■ PROBLEM TO SOLVE
Keep every line of the data below that has the string "Perfil" and present those lines.

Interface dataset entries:
....................

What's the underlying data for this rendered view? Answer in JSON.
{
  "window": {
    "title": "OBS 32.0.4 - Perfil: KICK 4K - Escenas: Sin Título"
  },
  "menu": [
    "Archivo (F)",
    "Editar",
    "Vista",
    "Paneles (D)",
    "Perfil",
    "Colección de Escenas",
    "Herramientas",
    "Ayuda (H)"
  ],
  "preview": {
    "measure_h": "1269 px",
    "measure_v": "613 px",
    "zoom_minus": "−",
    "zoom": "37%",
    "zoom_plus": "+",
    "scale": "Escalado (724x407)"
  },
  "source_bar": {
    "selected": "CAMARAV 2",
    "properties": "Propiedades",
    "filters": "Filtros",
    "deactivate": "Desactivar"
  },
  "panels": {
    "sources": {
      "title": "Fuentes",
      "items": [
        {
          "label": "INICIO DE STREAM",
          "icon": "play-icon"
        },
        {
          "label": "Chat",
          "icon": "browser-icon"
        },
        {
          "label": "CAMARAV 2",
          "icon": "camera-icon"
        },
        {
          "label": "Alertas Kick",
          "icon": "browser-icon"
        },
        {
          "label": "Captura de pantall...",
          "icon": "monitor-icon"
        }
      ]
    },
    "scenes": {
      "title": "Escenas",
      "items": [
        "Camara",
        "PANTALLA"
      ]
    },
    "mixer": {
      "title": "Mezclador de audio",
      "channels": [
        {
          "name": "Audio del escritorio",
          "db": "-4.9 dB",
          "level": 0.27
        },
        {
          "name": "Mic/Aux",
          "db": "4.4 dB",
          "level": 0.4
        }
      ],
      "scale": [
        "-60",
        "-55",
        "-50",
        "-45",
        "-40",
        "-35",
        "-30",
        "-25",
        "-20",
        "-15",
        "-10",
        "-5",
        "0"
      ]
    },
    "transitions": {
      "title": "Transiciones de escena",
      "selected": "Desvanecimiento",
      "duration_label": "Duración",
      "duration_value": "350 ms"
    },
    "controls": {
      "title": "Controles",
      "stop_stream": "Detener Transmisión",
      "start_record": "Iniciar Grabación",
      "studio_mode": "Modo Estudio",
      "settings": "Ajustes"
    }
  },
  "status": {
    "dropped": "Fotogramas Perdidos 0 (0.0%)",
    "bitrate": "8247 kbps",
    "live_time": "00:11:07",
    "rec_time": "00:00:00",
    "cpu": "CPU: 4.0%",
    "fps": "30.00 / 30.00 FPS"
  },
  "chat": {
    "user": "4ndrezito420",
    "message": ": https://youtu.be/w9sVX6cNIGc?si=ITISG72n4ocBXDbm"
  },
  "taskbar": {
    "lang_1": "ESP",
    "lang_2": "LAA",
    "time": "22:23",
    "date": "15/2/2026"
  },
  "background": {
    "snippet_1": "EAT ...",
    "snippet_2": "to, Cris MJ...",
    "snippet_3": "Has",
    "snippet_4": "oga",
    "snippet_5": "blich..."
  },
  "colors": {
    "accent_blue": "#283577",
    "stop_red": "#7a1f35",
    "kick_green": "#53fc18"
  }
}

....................

■ RESULT
    "title": "OBS 32.0.4 - Perfil: KICK 4K - Escenas: Sin Título"
    "Perfil",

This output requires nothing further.